Here's a great letter from Spirits Blog reader David Knopfler (not of Dire Straits) out in North Carolina in response to yesterday's post about whisky profiteering:
Thanks for the thought provoking blog post today. I've seen any number of articles, blog posts, and comments on forums expressing rage at the rise in prices, accusations of gouging etc. What I haven't seen is a clear eyed analysis of the whisky business balance sheet to determine what is in fact reasonable pricing to ensure a sustained profit, and the capital necessary to expand to meet the burgeoning global demand. We are comparing the current rising prices with those that were set at a time the trade was attempting to purge a glut of product before it went over the hill. A time when the industry still suffered a hangover from almost two decades of declining demand.

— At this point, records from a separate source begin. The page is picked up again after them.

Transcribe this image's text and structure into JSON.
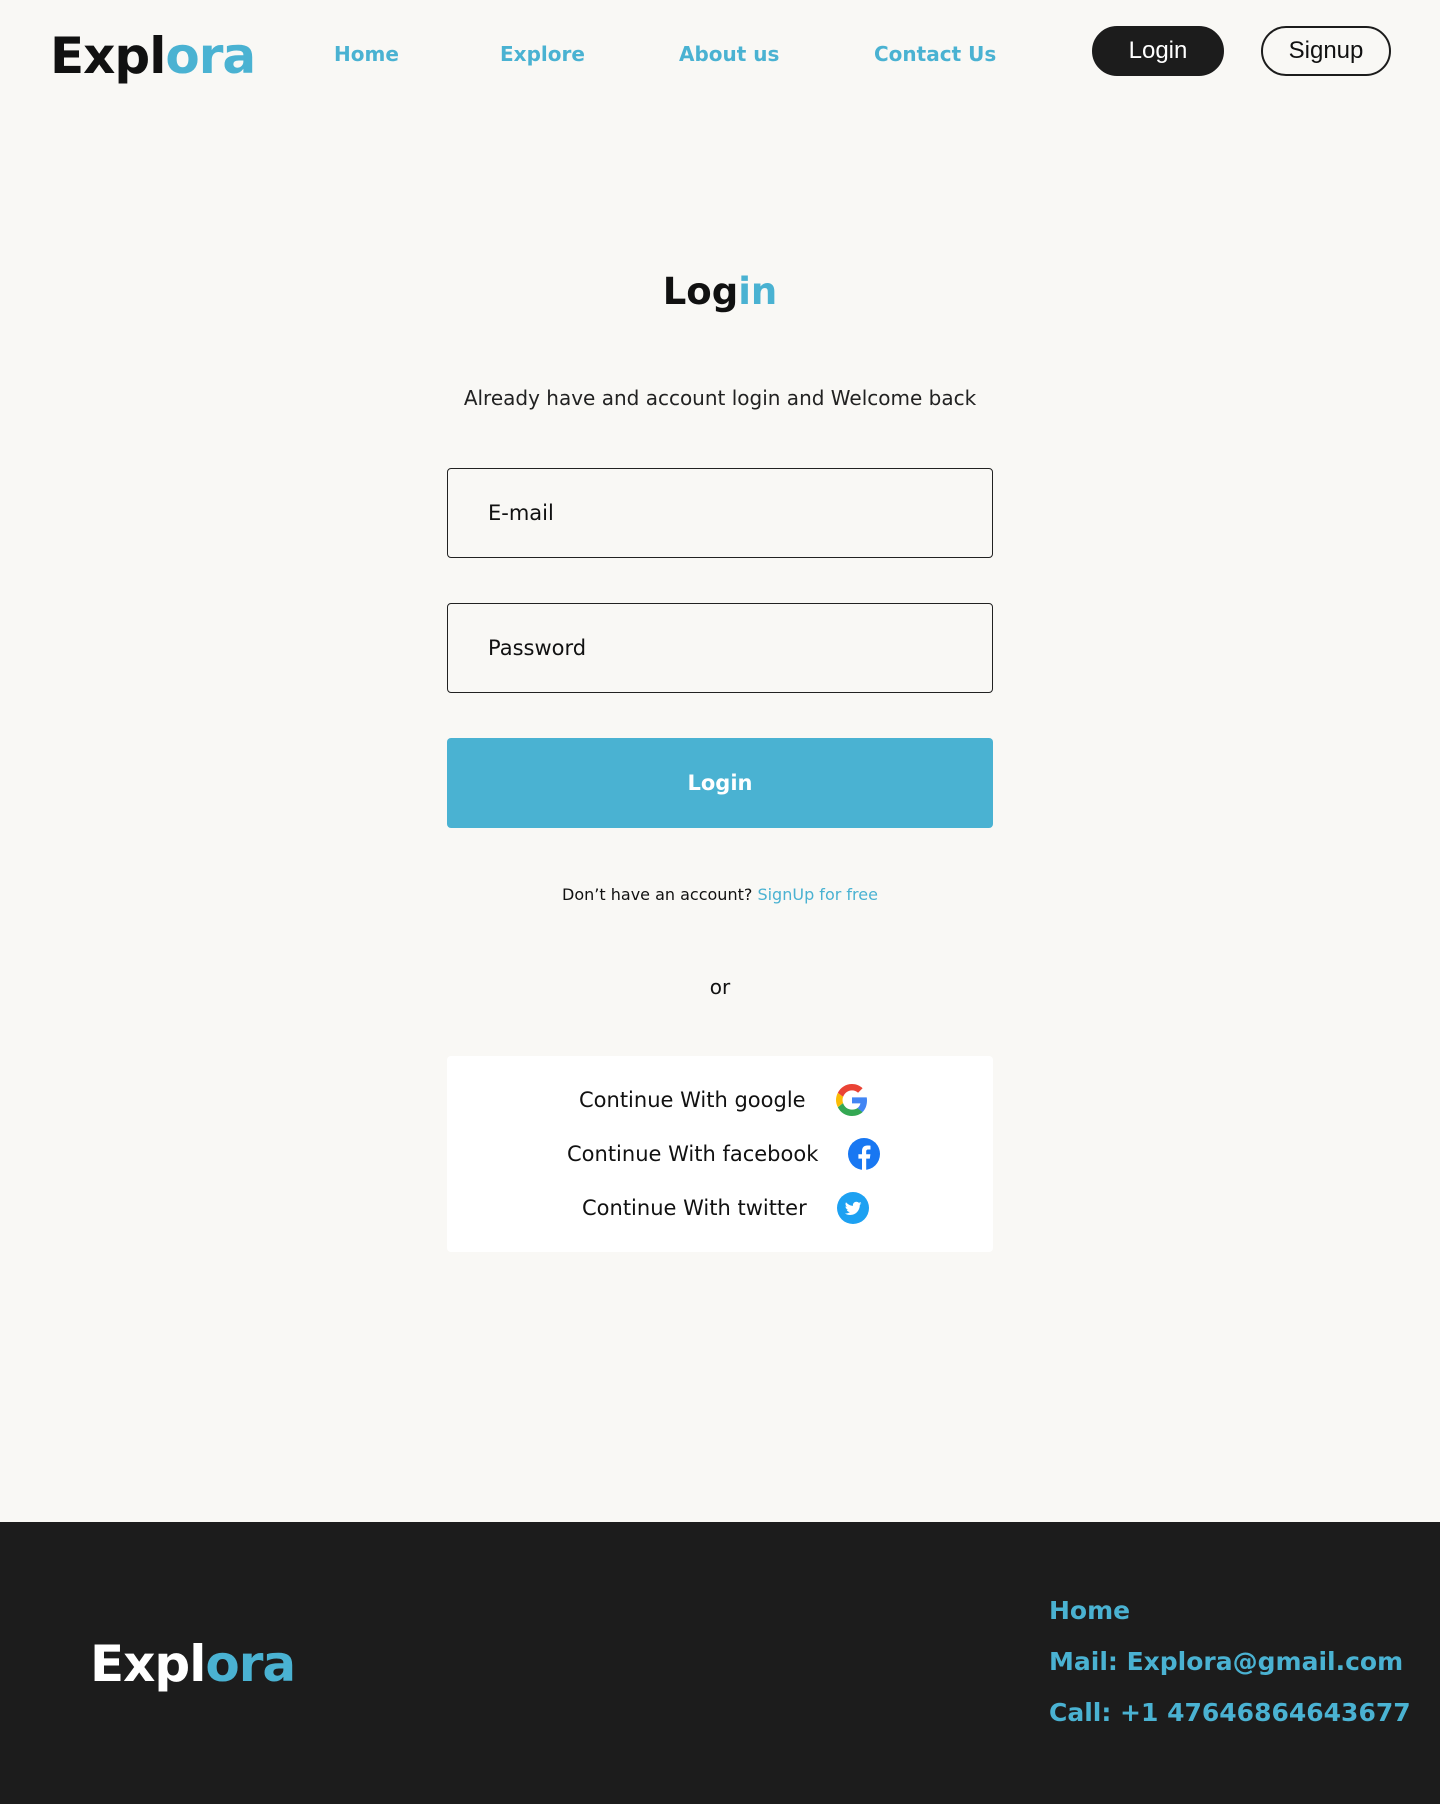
{
  "header": {
    "logo_part1": "Expl",
    "logo_part2": "ora",
    "nav": [
      "Home",
      "Explore",
      "About us",
      "Contact Us"
    ],
    "login_label": "Login",
    "signup_label": "Signup"
  },
  "main": {
    "title_part1": "Log",
    "title_part2": "in",
    "subtitle": "Already have and account login and Welcome back",
    "email_placeholder": "E-mail",
    "password_placeholder": "Password",
    "submit_label": "Login",
    "no_account_text": "Don’t have an account?",
    "signup_link": "SignUp for free",
    "or_text": "or",
    "social": [
      {
        "label": "Continue With google",
        "icon": "google-icon"
      },
      {
        "label": "Continue With facebook",
        "icon": "facebook-icon"
      },
      {
        "label": "Continue With twitter",
        "icon": "twitter-icon"
      }
    ]
  },
  "footer": {
    "logo_part1": "Expl",
    "logo_part2": "ora",
    "home": "Home",
    "mail": "Mail: Explora@gmail.com",
    "call": "Call: +1 47646864643677"
  },
  "colors": {
    "accent": "#4ab2d2",
    "dark": "#1c1c1c",
    "background": "#f9f8f5"
  }
}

Certainly that is not a reasonable pricing baseline for a healthy business. You've used your industry contacts to provide great insight into the nuance of the products you carry. It would be interesting if your could do the same to illuminate the business side of things since that has become such a hot topic for everyone.
Thanks and best regards,
David makes a great point that I'm not sure today's generation of drinkers really understands: the prices we were used to paying for whisky (pre-spirits boom) were based on low demand and high inventory. The industry was sitting on a large amount of mature casks (at one point the Laing brothers dumped a 30 year Brora cask into a cheap blend because they didn't know what else to do with it) and the prices reflected that. Many producers were happy just to break even after investing so much capital into supply. Now that their product is back in demand again, however, they can now start to profit from that extra inventory--if they still have any left. I think that's an important fact to keep in mind, especially when trying to find an answer for David's request: taking into account expenses and cost projections, what is actually a fair price for a bottle of whisky?
I'm not sure that many producers would be willing to open up their accounting books to someone like me, but there's something else you have to keep in mind when looking at today's newer distilleries: production overhead. Some distilleries are including loan payments and debt into their bottle price, while others have long paid off any outstanding investment fees. That's part of the reason why Armagnac is so reasonably priced for what you're getting: these guys are producing on farms handed down for generations, with backstock that was paid for decades ago. Any sale is pure profit at this point. Craft distilleries, on the otherhand, have to work quickly to pay off the loans, and if they've taken money from investors, to make sure those investors are getting a return on their money. These investment expenses are definitely factored into the price of each bottle sold, after taking into account supplies, labor, maturation, etc.
Nevertheless, you've got me thinking, David! Thanks for the letter. Hopefully I can get back to you about this subject with some sense of accuracy.